Neidich says the nanotechnology-based approach offers “terrific potential” for manufacturing more efficient cells using less expensive materials. “Basically we are trying to develop the first commercially viable photovoltaic cells that would let you power any structure for less than you can from [current generation sources],” Neidich says.

“That’s the holy grail. If you’re successful, you could change the world, to a reasonable extent. So that’s what we are trying to do,” he says. “A lot of other people are trying to do it too.”

How long before any such product becomes a reality? “It could be next Tuesday, it could be five years from now, you never know,” he says. “The technology’s pretty clear and the right pieces are out there.” The answer, he says, is combining everything correctly.

Whether unlocking the key to harness the sun’s energy or building tomorrow’s urban communities, Neidich’s zeal for what’s ahead far outweighs any challenges before him. It is this belief that he can make a positive impact that ties everything together for Neidich.

“You have to find new ways to create energy while not harming the planet, which has to be a goal of this generation. It’s great to be alive at a time in which technology finally has the opportunity to work to the benefit of the planet, instead of working against it, as it has since the industrial revolution,” he says.

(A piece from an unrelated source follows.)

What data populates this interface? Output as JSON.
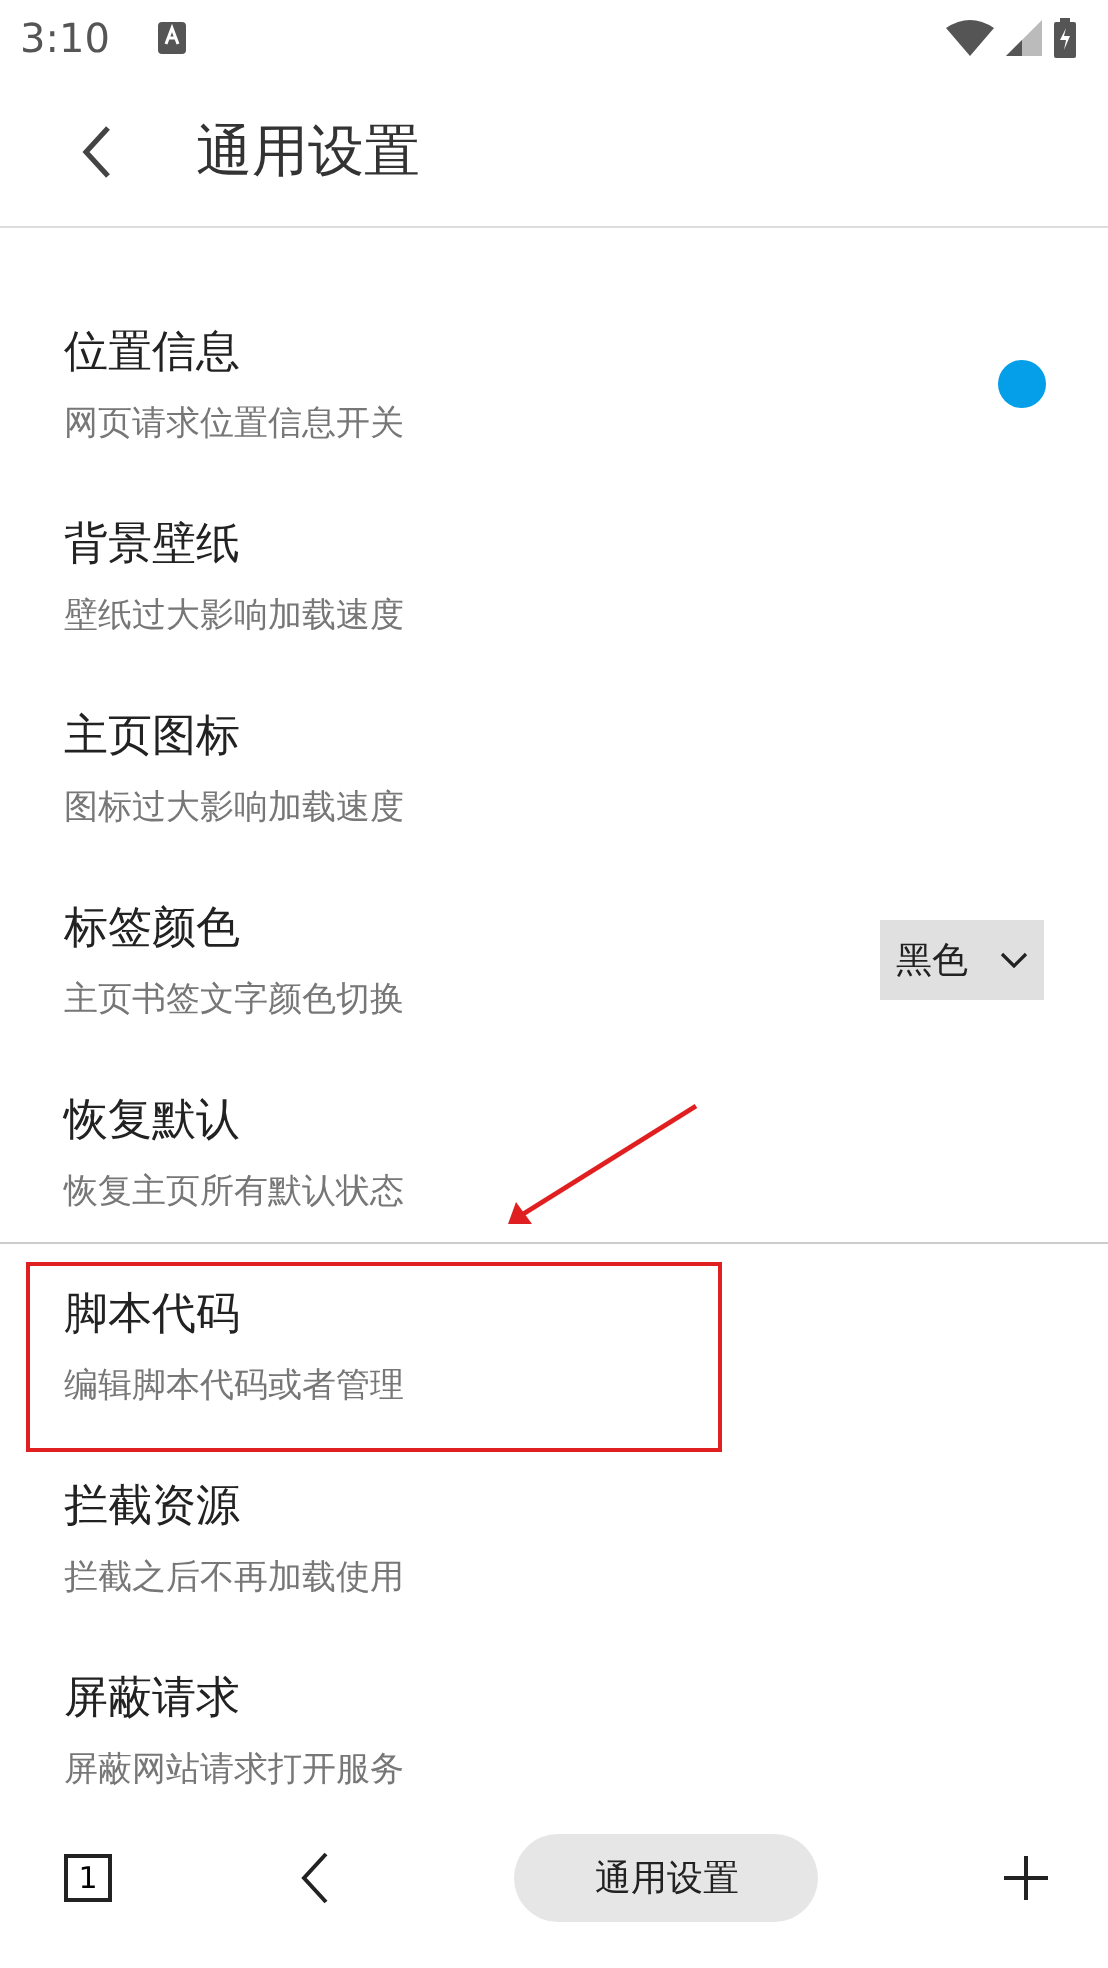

“At the same time, we need a smarter growth model that doesn’t just lead to more suburban sprawl and more people driving cars,” he says. “We need to restructure the way that we live – that’s what integrated community development is all about.” This brings us back to Neidich’s first lesson on life and miracles.

“If you imagine that everything’s a miracle and you find out as much about those miracles as possible, you realize there may be problems in the world but there are a lot of great things too. It’s tremendous fun to try to create the right quality of life, the right environment, and care for as much of the world around you as you can.”